look at all of the benchmark scores, we want you to keep
in mind that all of the cards used in this article were
clocked at the exact same speeds, were using the same
driver revision and settings and were installed on the
same test system. All of these similarities will
explain the lack of any performance deltas from one card
to the next.
DirectX 8 Benchmarks with Max Payne
The first test
we ran were using Remedy's best selling Max Payne.
Due to the fact that this game does not have any
"built-in" timedemo feature, we used the mods and followed
the instructions provided by the folks at
3DCenter.De. This benchmark is very taxing on
the host CPU and video subsystem. Actual "in-game"
performance should be higher.
We set all of
the graphical options in Max Payne's control panel to
"High" with trilinear filtering for the first batch of

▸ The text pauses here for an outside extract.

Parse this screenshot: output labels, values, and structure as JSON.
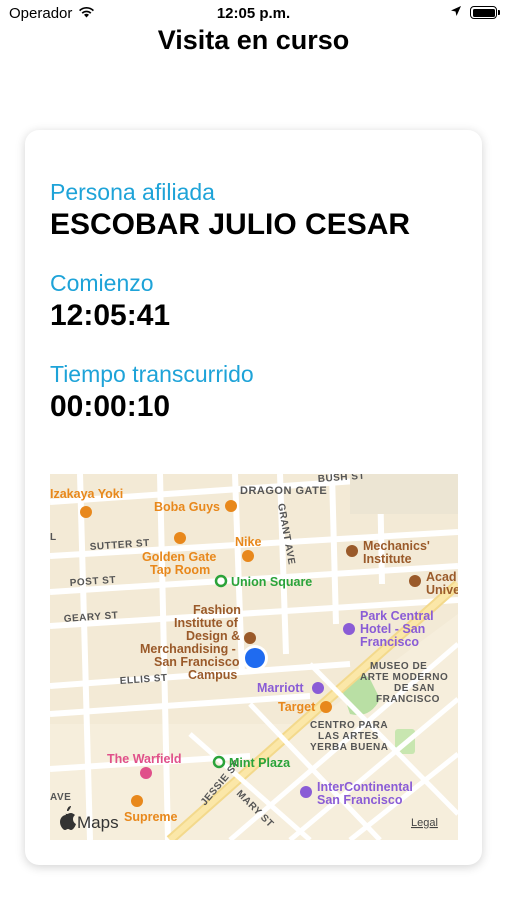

tests. As you can see, at 1024x768, the Abit board
simply dominated the competition with a huge .1 FPS lead
over it's nearest competitor! (That's a joke
again there is very little variation in the scores.
(Which is to be expected) Scores in the mid-30s in
this test place the GeForce 4 MX 440's performance
in-between a Radeon 8500 LE and GeForce 4 Ti.
increased the resolution, there was a sharp drop off in
performance. The MX 440's dropped about 14 frames
per second when jumping from 1024x768 to 1600x1200, which
is about a 35% reduction.
Max Payne with Anisotropic Filtering
Bullet Time is so
If you've been
following the "scene" (no pun intended) lately, you've no
doubt heard the tern "Anisotropic" filtering tossed
around. Anisotropic filtering generally improves the
"clarity" of textures, by making them looked less blurred
or washed out. However, this increased visual quality,
usually results in a performance hit.
Anisotropic filtering in the Max Payne control panel and
ran the benchmark at the same three resolutions.
While it's not quite clear exactly what level of
Anisotropic filtering is applied by enabling this setting
in the game, these are the kind of performance levels you
can expect by doing so.
So far at
1024x768 and 1280x1024, the MX 440's lost about a single
frame per second by enabling Anisotropic filtering within
Max Payne. which is nothing to get excited about.
Let's go even higher...
we see more of the same, with performance again dropping
about one frame per second. The level of Anisotropic
filtering enabled with the in-game setting is probably not
very high though. In our last few GeForce 4 and
Radeon 8500 reviews, we explored Anisotropic filtering a
little further and saw huge performance drops with NVIDIA
GPUs, in the neighborhood of 50% in come cases.
OpenGL with Quake 3